In SARL we launch in speed order, so it’s generally follow the leader with a minimum of passing. Planes are timed individually from takeoff to checkered flag. The races are day VFR and each pilot chooses his or her altitude, so you can fly as high or as low as your skill level and the FARs allow.
So, really, it’s no more dangerous than any other sort of flying, and there’s only one race that requires a wife waiver.
But you have to expect that kind of paperwork from large litigation-skittish organizations.
When I took the form to Debbie, my wife of 28 years (who often comes to the races with me), I shuffled my feet, looked to the side and said, “Uhhhh… I have something to confess… I’ve been secretly air racing on the side.”
“You bastard,” she hissed, “I thought I saw oil stains on your collar!”
Then she giggled, signed the form, and told me what she always does before a race: “If you crash and die, I’ll kill you.”
Time to rumble
After a long winter nap, the race season is about to start. And it’s going to be a deliciously brutal season. There are 19 races on deck this year, with one more in the works. They’re as far east as Spartanburg, South Carolina, as far west as Holbrook, Arizona, as far south as Winter Haven, Florida, and as far north as Wausau, Wisconsin.
This year the races cluster in eastern Texas and the upper Midwest. All but two are far east of my home base here in New Mexico, so I’m going to be doing some serious cross-country this year in Race 53. Last year I flew nearly 18,000 miles to reach the races. This year it will be much, much more.
But that’s half the adventure.
My League Points: Zero

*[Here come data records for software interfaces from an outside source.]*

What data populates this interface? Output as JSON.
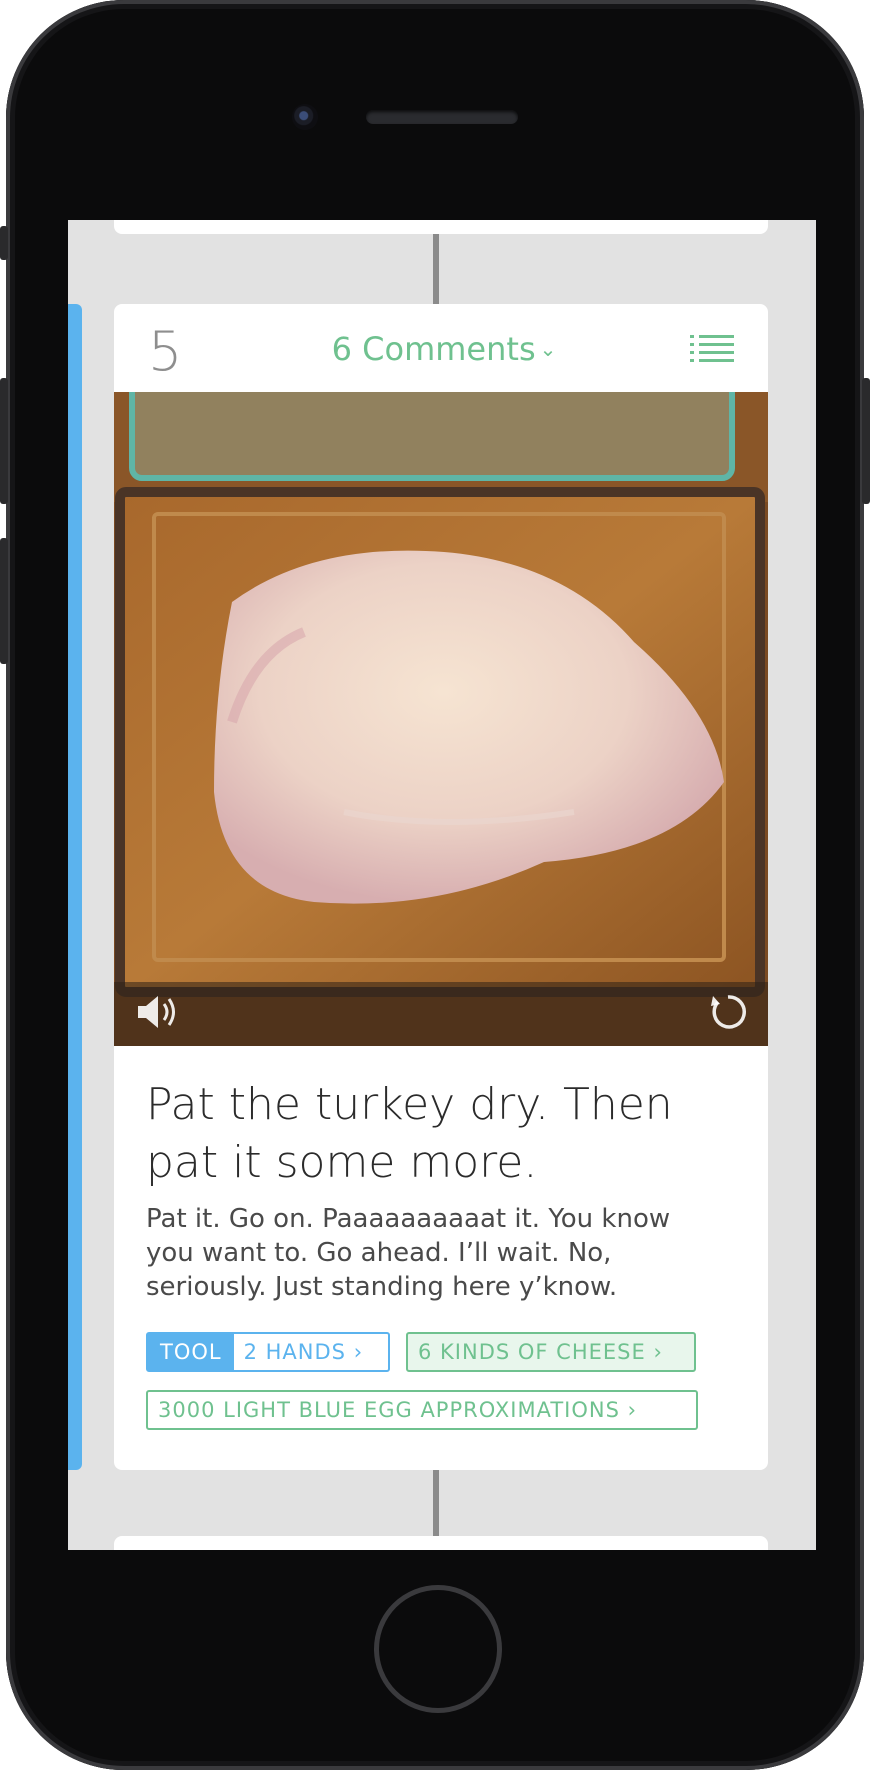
{
  "step": {
    "number": "5",
    "comments_label": "6 Comments",
    "title": "Pat the turkey dry. Then pat it some more.",
    "body": "Pat it. Go on. Paaaaaaaaaat it. You know you want to. Go ahead. I’ll wait. No, seriously. Just standing here y’know."
  },
  "tags": {
    "tool_kind": "TOOL",
    "tool_name": "2 HANDS",
    "ingredient_1": "6 KINDS OF CHEESE",
    "ingredient_2": "3000 LIGHT BLUE EGG APPROXIMATIONS",
    "chevron": "›"
  },
  "icons": {
    "comments_chevron": "chevron-down-icon",
    "steps_list": "list-icon",
    "volume": "volume-icon",
    "replay": "replay-icon"
  },
  "colors": {
    "accent_blue": "#5bb3ee",
    "accent_green": "#6fc18f",
    "step_number_gray": "#8e8e8e",
    "screen_background": "#e2e2e2"
  }
}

My League Standing: Last year’s second-place champ, which means nothing whatsoever. The standings are reset each year and we all start the season on an equal footing.